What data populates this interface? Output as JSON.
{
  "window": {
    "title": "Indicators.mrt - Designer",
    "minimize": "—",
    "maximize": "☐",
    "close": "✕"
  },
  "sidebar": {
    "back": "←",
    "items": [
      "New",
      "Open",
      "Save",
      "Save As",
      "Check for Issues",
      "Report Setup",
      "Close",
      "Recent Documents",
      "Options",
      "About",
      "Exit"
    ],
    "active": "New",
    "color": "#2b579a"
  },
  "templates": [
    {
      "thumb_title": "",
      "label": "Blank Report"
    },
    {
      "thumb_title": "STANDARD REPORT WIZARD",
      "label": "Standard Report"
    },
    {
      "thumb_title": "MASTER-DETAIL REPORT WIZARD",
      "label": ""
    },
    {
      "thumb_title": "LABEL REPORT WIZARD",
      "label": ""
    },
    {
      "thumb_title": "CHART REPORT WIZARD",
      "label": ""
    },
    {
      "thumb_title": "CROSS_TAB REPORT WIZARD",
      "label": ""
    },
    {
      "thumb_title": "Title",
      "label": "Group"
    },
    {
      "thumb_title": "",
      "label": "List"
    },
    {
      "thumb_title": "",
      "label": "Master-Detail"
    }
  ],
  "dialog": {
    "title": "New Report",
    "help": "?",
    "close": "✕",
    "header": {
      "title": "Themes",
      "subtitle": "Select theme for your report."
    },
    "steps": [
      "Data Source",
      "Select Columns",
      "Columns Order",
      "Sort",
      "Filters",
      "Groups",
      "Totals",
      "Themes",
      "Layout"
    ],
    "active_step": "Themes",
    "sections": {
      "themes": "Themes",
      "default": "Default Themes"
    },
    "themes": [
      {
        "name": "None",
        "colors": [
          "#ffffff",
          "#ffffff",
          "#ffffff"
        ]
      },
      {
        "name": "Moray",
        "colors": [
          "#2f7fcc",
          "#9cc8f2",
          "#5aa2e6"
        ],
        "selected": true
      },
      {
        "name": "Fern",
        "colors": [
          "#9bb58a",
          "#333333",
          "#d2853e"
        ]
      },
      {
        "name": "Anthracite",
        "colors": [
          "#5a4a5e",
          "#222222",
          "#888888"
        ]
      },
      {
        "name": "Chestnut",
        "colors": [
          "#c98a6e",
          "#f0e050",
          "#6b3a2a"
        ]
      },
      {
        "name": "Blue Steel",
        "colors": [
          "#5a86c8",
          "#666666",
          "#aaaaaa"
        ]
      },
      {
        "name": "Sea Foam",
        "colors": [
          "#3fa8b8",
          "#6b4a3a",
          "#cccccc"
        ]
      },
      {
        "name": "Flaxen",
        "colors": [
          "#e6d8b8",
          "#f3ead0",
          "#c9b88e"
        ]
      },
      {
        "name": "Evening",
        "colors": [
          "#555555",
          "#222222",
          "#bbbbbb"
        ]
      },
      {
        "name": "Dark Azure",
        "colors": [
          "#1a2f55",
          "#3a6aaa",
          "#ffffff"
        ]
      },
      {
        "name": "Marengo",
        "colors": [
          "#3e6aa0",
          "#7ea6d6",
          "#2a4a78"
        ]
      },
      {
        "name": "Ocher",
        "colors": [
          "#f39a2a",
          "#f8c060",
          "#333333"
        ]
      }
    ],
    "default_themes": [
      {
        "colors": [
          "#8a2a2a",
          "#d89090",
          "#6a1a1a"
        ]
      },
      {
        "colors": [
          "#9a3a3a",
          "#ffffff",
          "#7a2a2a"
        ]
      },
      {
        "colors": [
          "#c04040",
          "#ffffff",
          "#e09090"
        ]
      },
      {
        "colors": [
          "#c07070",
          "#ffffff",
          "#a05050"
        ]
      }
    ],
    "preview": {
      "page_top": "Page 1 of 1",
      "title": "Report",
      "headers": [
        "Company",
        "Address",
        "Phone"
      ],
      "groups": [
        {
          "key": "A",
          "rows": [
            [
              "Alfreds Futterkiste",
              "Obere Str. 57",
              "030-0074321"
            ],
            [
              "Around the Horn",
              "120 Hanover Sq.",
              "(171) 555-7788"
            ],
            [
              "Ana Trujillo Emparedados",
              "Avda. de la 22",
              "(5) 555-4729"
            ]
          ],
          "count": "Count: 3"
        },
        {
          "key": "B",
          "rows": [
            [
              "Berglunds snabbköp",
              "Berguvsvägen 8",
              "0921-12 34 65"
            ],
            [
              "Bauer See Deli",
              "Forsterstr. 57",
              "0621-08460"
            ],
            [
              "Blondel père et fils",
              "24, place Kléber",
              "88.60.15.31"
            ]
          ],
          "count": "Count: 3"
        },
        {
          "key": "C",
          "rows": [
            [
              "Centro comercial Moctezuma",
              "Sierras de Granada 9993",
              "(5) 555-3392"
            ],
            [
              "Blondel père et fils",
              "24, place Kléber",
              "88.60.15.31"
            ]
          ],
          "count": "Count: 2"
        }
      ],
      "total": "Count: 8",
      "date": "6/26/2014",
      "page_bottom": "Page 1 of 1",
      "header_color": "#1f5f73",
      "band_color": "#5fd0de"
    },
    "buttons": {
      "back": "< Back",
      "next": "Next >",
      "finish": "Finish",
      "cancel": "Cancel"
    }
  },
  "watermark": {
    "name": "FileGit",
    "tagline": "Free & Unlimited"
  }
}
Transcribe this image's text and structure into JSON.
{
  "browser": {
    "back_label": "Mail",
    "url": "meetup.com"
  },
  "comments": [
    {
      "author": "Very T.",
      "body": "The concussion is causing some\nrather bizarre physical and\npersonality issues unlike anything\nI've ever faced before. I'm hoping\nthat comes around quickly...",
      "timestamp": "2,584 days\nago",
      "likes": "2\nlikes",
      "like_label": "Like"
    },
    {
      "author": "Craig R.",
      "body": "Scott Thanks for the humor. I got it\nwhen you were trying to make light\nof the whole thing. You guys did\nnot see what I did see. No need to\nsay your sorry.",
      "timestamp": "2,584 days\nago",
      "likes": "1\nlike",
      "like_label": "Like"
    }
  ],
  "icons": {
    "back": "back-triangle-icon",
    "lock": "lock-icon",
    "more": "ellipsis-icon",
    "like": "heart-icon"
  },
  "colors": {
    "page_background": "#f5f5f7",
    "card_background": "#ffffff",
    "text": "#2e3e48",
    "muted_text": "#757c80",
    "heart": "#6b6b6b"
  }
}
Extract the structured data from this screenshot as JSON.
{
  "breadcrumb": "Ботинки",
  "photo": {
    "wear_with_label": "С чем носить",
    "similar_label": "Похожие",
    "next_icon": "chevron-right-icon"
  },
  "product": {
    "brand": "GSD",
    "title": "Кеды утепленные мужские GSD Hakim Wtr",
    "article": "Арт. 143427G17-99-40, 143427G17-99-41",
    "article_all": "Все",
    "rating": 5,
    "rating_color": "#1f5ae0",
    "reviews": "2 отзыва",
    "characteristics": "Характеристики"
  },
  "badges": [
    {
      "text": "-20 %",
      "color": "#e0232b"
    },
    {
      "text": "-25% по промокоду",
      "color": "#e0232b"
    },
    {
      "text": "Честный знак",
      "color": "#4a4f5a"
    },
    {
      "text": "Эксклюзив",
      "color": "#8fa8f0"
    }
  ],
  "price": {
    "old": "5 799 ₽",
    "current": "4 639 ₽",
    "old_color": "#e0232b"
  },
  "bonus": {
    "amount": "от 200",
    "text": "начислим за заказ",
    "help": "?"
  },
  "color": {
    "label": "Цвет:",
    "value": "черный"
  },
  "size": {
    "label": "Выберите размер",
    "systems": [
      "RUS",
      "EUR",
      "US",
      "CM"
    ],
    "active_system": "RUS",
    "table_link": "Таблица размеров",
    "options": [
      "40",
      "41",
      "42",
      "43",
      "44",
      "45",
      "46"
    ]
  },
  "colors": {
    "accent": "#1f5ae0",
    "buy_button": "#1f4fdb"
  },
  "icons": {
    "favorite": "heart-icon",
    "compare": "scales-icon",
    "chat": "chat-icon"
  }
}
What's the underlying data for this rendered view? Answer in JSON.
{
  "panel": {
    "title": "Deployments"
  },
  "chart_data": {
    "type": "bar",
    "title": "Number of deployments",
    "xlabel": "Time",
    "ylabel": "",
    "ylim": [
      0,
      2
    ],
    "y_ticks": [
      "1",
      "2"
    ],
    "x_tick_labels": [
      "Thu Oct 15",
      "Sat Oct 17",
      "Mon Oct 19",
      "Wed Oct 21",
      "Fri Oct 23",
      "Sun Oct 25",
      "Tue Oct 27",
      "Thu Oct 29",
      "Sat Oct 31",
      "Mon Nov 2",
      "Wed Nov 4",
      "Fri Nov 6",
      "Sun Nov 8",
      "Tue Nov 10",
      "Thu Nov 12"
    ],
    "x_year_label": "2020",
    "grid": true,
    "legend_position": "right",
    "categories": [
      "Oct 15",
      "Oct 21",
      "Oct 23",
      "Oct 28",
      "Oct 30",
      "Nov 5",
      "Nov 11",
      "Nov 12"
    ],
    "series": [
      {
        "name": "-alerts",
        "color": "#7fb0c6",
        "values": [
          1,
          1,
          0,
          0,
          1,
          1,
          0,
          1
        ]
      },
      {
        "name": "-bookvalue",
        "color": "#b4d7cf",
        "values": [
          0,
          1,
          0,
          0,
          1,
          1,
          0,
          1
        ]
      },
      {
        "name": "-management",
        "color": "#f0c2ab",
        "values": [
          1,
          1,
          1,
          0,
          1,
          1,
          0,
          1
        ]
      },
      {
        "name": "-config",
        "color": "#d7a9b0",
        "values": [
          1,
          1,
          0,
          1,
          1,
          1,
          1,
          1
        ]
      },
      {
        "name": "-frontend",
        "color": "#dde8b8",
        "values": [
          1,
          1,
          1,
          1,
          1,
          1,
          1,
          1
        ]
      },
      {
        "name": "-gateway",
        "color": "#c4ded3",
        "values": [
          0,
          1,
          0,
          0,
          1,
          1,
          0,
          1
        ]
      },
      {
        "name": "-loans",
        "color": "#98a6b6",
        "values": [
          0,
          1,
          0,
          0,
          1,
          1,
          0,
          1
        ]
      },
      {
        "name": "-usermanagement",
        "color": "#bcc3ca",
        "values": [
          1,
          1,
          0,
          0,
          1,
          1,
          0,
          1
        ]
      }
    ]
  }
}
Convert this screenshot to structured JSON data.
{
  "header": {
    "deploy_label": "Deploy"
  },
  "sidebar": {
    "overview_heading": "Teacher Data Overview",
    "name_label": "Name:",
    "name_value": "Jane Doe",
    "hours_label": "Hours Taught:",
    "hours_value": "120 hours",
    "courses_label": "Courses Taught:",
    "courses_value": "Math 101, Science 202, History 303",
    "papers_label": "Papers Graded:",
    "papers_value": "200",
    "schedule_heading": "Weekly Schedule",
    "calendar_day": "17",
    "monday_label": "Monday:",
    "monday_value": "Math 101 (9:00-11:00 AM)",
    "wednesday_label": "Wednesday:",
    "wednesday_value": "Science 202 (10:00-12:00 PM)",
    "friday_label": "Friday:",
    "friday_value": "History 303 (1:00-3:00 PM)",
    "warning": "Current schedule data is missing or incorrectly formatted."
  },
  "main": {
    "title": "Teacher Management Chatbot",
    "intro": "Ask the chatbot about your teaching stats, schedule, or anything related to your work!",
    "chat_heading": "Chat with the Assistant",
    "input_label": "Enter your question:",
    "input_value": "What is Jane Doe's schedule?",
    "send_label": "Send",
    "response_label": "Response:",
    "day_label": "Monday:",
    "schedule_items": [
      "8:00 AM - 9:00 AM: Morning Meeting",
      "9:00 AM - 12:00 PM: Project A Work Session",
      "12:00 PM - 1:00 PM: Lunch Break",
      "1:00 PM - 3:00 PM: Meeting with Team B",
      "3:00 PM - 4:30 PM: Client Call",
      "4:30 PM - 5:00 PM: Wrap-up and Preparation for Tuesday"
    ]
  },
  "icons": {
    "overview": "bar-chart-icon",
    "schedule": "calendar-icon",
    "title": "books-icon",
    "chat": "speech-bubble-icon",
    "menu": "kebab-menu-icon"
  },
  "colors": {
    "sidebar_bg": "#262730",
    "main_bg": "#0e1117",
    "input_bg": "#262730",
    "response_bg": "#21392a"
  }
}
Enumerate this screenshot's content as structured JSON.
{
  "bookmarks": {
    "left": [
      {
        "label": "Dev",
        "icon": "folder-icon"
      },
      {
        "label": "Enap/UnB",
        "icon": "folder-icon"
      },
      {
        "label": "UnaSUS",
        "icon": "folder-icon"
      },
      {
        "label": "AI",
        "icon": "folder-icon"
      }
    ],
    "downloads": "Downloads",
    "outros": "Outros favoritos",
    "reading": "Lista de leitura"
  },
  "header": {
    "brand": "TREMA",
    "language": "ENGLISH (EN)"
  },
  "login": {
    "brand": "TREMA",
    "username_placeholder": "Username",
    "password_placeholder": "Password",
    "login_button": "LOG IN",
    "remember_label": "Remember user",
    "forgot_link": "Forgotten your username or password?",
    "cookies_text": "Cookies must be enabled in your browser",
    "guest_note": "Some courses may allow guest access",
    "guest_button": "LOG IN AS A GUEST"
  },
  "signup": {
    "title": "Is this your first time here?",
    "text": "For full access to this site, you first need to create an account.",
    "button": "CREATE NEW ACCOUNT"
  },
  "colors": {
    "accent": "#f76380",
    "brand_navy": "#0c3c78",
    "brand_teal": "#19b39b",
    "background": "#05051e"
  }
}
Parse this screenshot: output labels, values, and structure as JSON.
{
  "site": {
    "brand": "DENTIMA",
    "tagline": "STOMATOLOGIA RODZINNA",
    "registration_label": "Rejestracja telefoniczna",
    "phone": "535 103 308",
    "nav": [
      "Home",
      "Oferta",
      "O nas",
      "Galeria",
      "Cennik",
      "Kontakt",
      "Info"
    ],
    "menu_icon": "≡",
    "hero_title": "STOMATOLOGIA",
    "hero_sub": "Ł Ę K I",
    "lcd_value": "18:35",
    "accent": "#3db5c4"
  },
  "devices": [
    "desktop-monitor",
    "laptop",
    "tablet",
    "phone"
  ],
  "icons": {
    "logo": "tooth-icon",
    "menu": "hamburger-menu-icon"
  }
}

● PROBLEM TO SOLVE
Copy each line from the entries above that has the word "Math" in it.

● RESULT BELOW
    "courses_value": "Math 101, Science 202, History 303",
    "monday_value": "Math 101 (9:00-11:00 AM)",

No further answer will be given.